It’s that same sort of community that keeps Sheila riding with LBT. She knows a few of the Operators and has met interesting people and heard their stories along the way. “You can do an ethnographic study on your way to the place you need to go,” Sheila says about the way people from different cultures and backgrounds interact with one another on the bus.
Sheila started riding the bus as a young person with her mother, as well as with her friends after school at Long Beach Poly. Now as an adult, she and her spouse have committed to being a one-car household, giving Sheila plenty of opportunities to experience Long Beach with LBT. “Even though I have access to a car when I need it, I choose to walk, bike, and take transit as often as possible,” she says. “Non-car travel gives you more time to absorb the many layers of the city and to more deeply shape it.”
Before safer-at-home orders went into place, Sheila took the bus to meet up with friends Downtown and to connect to the Metro ‘A’ Line for her job in LA. She believes in the shared responsibility Long Beach residents have to pass on quality air and collective resources to the next generation, and rides with transit to help shape a future we can all be proud of.

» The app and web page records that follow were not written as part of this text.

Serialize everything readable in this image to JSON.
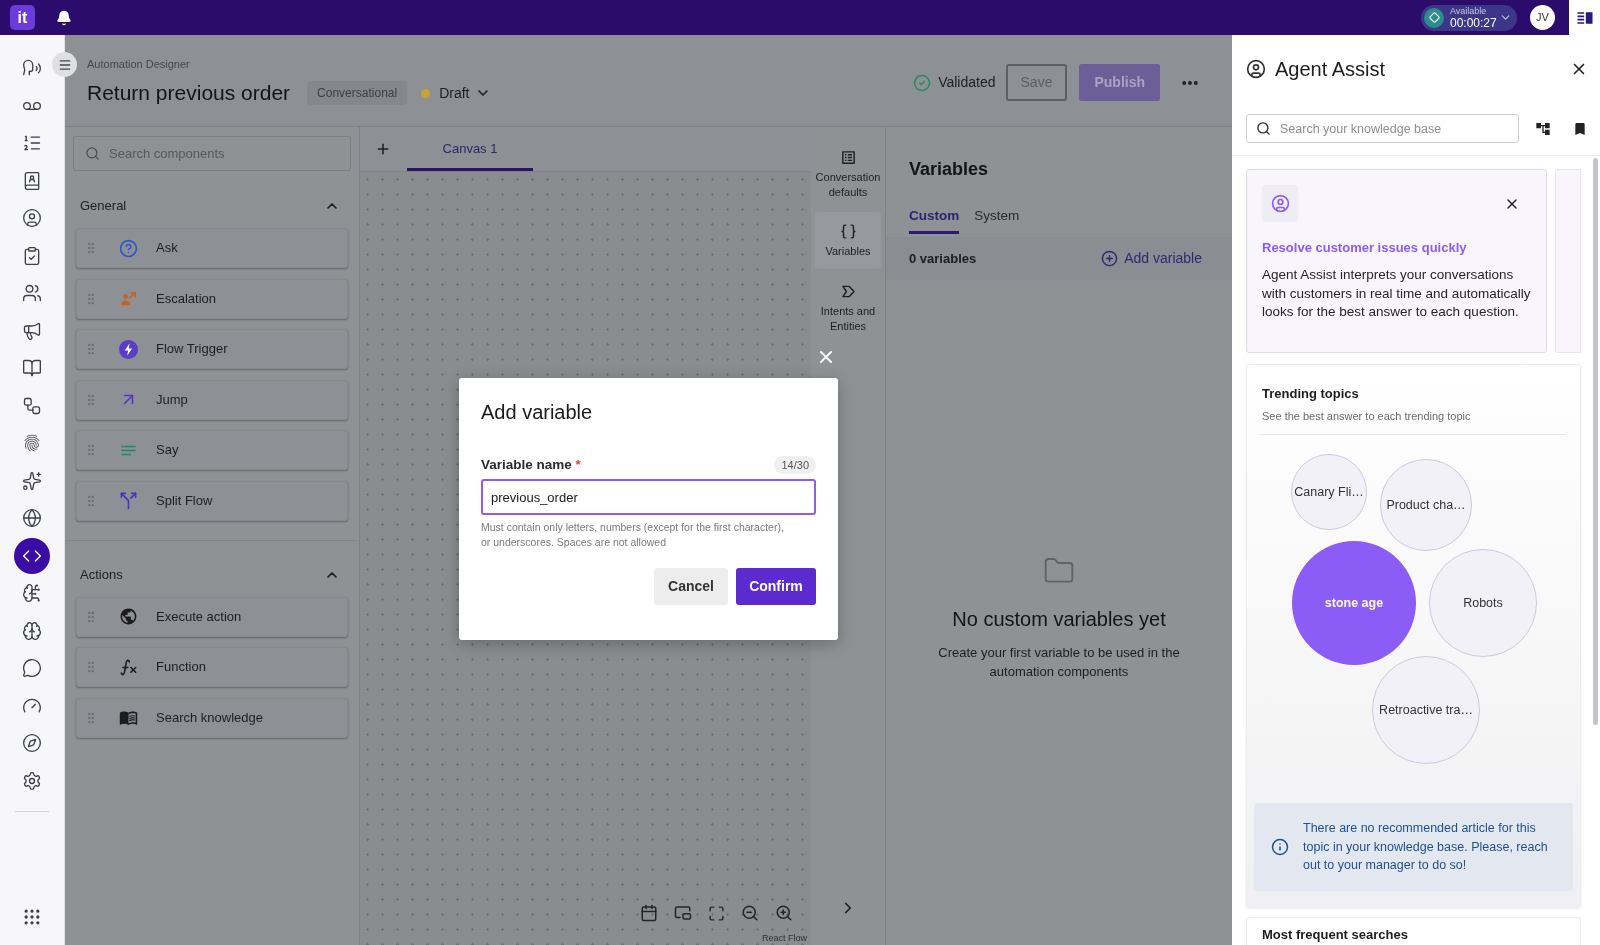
{
  "top_bar": {
    "logo": "it",
    "status": {
      "label": "Available",
      "timer": "00:00:27"
    },
    "avatar": "JV"
  },
  "nav_rail": {
    "items": [
      {
        "selected": false
      },
      {
        "selected": false
      },
      {
        "selected": false
      },
      {
        "selected": false
      },
      {
        "selected": false
      },
      {
        "selected": false
      },
      {
        "selected": false
      },
      {
        "selected": false
      },
      {
        "selected": false
      },
      {
        "selected": false
      },
      {
        "selected": false
      },
      {
        "selected": false
      },
      {
        "selected": false
      },
      {
        "selected": true
      },
      {
        "selected": false
      },
      {
        "selected": false
      },
      {
        "selected": false
      },
      {
        "selected": false
      },
      {
        "selected": false
      },
      {
        "selected": false
      }
    ]
  },
  "header": {
    "breadcrumb": "Automation Designer",
    "title": "Return previous order",
    "badge": "Conversational",
    "status": "Draft",
    "validation": "Validated",
    "buttons": [
      {
        "label": "Save",
        "kind": "outline"
      },
      {
        "label": "Publish",
        "kind": "primary"
      }
    ]
  },
  "components": {
    "search": {
      "placeholder": "Search components"
    },
    "sections": [
      {
        "title": "General",
        "expanded": true,
        "items": [
          {
            "label": "Ask",
            "kind": "ask"
          },
          {
            "label": "Escalation",
            "kind": "escalation"
          },
          {
            "label": "Flow Trigger",
            "kind": "trigger"
          },
          {
            "label": "Jump",
            "kind": "jump"
          },
          {
            "label": "Say",
            "kind": "say"
          },
          {
            "label": "Split Flow",
            "kind": "split"
          }
        ]
      },
      {
        "title": "Actions",
        "expanded": true,
        "items": [
          {
            "label": "Execute action",
            "kind": "action"
          },
          {
            "label": "Function",
            "kind": "function"
          },
          {
            "label": "Search knowledge",
            "kind": "knowledge"
          }
        ]
      }
    ]
  },
  "canvas": {
    "tabs": [
      {
        "label": "Canvas 1",
        "selected": true
      }
    ],
    "attribution": "React Flow"
  },
  "side_tools": [
    {
      "label": "Conversation defaults",
      "kind": "defaults",
      "selected": false
    },
    {
      "label": "Variables",
      "kind": "variables",
      "selected": true
    },
    {
      "label": "Intents and Entities",
      "kind": "intents",
      "selected": false
    }
  ],
  "variables_panel": {
    "title": "Variables",
    "tabs": [
      {
        "label": "Custom",
        "selected": true
      },
      {
        "label": "System",
        "selected": false
      }
    ],
    "count": "0 variables",
    "add_button": "Add variable",
    "empty_state": {
      "title": "No custom variables yet",
      "text": "Create your first variable to be used in the automation components"
    }
  },
  "dialog": {
    "title": "Add variable",
    "field": {
      "label": "Variable name",
      "required_mark": "*",
      "counter": "14/30",
      "value": "previous_order",
      "help": "Must contain only letters, numbers (except for the first character), or underscores. Spaces are not allowed"
    },
    "buttons": [
      {
        "label": "Cancel",
        "kind": "secondary"
      },
      {
        "label": "Confirm",
        "kind": "primary"
      }
    ]
  },
  "agent_assist": {
    "title": "Agent Assist",
    "search": {
      "placeholder": "Search your knowledge base"
    },
    "intro_card": {
      "title": "Resolve customer issues quickly",
      "text": "Agent Assist interprets your conversations with customers in real time and automatically looks for the best answer to each question."
    },
    "trending": {
      "title": "Trending topics",
      "subtitle": "See the best answer to each trending topic",
      "topics": [
        {
          "label": "Canary Fli…",
          "selected": false
        },
        {
          "label": "Product cha…",
          "selected": false
        },
        {
          "label": "stone age",
          "selected": true
        },
        {
          "label": "Robots",
          "selected": false
        },
        {
          "label": "Retroactive tra…",
          "selected": false
        }
      ]
    },
    "notice": "There are no recommended article for this topic in your knowledge base. Please, reach out to your manager to do so!",
    "next_section": "Most frequent searches"
  }
}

“As I navigate the City, I’m grounded in past experiences and memories of loved ones that have shaped who I am,” says Sheila. “Riding the bus gives me more time in my neighborhood, so that I can nod to neighbors, build relationships and absorb the changes in the garden.”